The life cycle of Scyphozoan jellyfish consists of three stages ; Adult male and female jellyfish sexually produce eggs and sperm and that fertilized larvae is, either 'brooded' within the gut of the adult or develops as a free swimming planeload. The planeload settle onto a substrate, called the hydra tuba stage, and develops into a polyp, or scyphistoma. The scyphistoma, which is a sessile or stationary polyp, asexually buds off a small medusa, called an Ephyra.
These Ephyra resemble a small 1/8” diameter snowflake, that pulses. Within about two weeks their dome shaped bell begins to become apparent. After about a month the four trailing oral arms begin to develop. From this point it becomes a growth phase and within four to six months a saleable tank raised jellyfish is ready.
Midwater Systems originally planned to develop a free standing acrylic jellyfish tank but quickly realized that the available livestock for a jellyfish tank was non existent. The local public aquariums were prohibited from exchanging livestock and were guarded with their information.
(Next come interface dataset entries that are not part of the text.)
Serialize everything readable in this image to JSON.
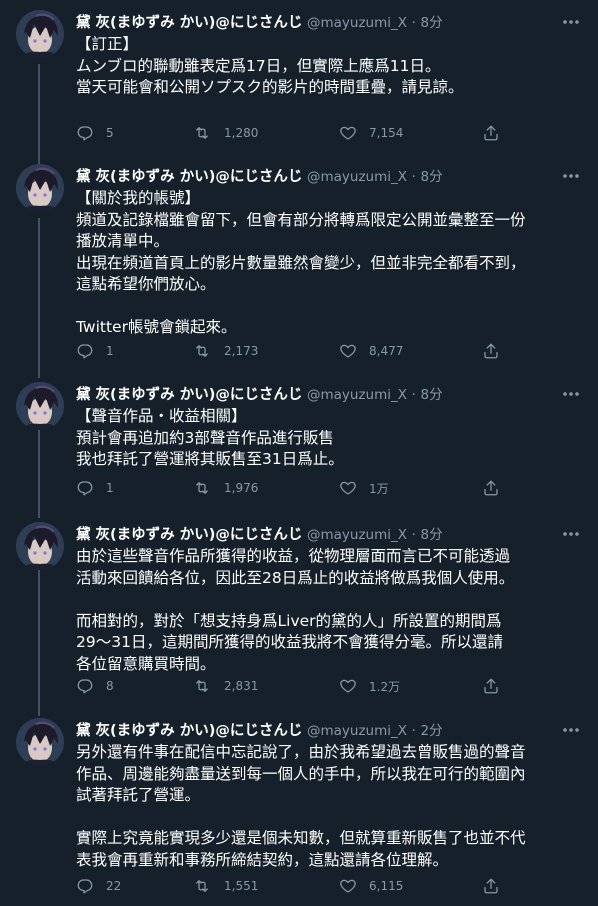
{
  "accent": "#1da1f2",
  "colors": {
    "background": "#15202b",
    "muted": "#8899a6",
    "text": "#ffffff",
    "thread": "#3d5466"
  },
  "tweets": [
    {
      "name": "黛 灰(まゆずみ かい)@にじさんじ",
      "handle": "@mayuzumi_X",
      "dot": "·",
      "time": "8分",
      "lines": [
        "【訂正】",
        "ムンブロ的聯動雖表定爲17日，但實際上應爲11日。",
        "當天可能會和公開ソプスク的影片的時間重疊，請見諒。"
      ],
      "replies": "5",
      "retweets": "1,280",
      "likes": "7,154"
    },
    {
      "name": "黛 灰(まゆずみ かい)@にじさんじ",
      "handle": "@mayuzumi_X",
      "dot": "·",
      "time": "8分",
      "lines": [
        "【關於我的帳號】",
        "頻道及記錄檔雖會留下，但會有部分將轉爲限定公開並彙整至一份",
        "播放清單中。",
        "出現在頻道首頁上的影片數量雖然會變少，但並非完全都看不到，",
        "這點希望你們放心。",
        "",
        "Twitter帳號會鎖起來。"
      ],
      "replies": "1",
      "retweets": "2,173",
      "likes": "8,477"
    },
    {
      "name": "黛 灰(まゆずみ かい)@にじさんじ",
      "handle": "@mayuzumi_X",
      "dot": "·",
      "time": "8分",
      "lines": [
        "【聲音作品・收益相關】",
        "預計會再追加約3部聲音作品進行販售",
        "我也拜託了營運將其販售至31日爲止。"
      ],
      "replies": "1",
      "retweets": "1,976",
      "likes": "1万"
    },
    {
      "name": "黛 灰(まゆずみ かい)@にじさんじ",
      "handle": "@mayuzumi_X",
      "dot": "·",
      "time": "8分",
      "lines": [
        "由於這些聲音作品所獲得的收益，從物理層面而言已不可能透過",
        "活動來回饋給各位，因此至28日爲止的收益將做爲我個人使用。",
        "",
        "而相對的，對於「想支持身爲Liver的黛的人」所設置的期間爲",
        "29〜31日，這期間所獲得的收益我將不會獲得分毫。所以還請",
        "各位留意購買時間。"
      ],
      "replies": "8",
      "retweets": "2,831",
      "likes": "1.2万"
    },
    {
      "name": "黛 灰(まゆずみ かい)@にじさんじ",
      "handle": "@mayuzumi_X",
      "dot": "·",
      "time": "2分",
      "lines": [
        "另外還有件事在配信中忘記說了，由於我希望過去曾販售過的聲音",
        "作品、周邊能夠盡量送到每一個人的手中，所以我在可行的範圍內",
        "試著拜託了營運。",
        "",
        "實際上究竟能實現多少還是個未知數，但就算重新販售了也並不代",
        "表我會再重新和事務所締結契約，這點還請各位理解。"
      ],
      "replies": "22",
      "retweets": "1,551",
      "likes": "6,115"
    }
  ]
}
Fees for collection permits are expensive and many collectors are hesitant. Hard to sell a jellyfish tank without jellyfish ! The project now took on a second task, to learn how to produce livestock.
Having acquired an initial batch of tank raised adult Moon jellyfish from a laboratory in the midwest, which produced larvae and the resulting polyps, Midwater Systems was in the tank raised jellyfish livestock business. Recognizing a need and then developing a series of specialty tanks the product line increased to include tanks for holding polyps that are budding, tanks that gently rotate new born Ephyra, to larger grow-out tanks can double as retail holding systems for jellyfish sales.
Along with tank raised jellyfish Midwater Systems has developed a series of patent pending free standing complete system designed to maintain jellyfish, called the Jelliquarium.
The Jelliquarium, known in the scientific community as a plankton Kreisel, is uniquely designed. Water flow is introduced in a method called laminar flow. This creates a gentle flow that keeps the jellyfish in suspension. This flat stream of water acts as a boundary against the edges of the tank and creates a water flow that helps to separate debris in a manner as to not draw the jellies into the filter system and to maintain the gelatinous organisms in suspension.
It is hoped that the Jelliquarium systems and the information presented within this web site will spawn a new facet of the marine aquarium hobby, and a new fascination with keeping jellyfish.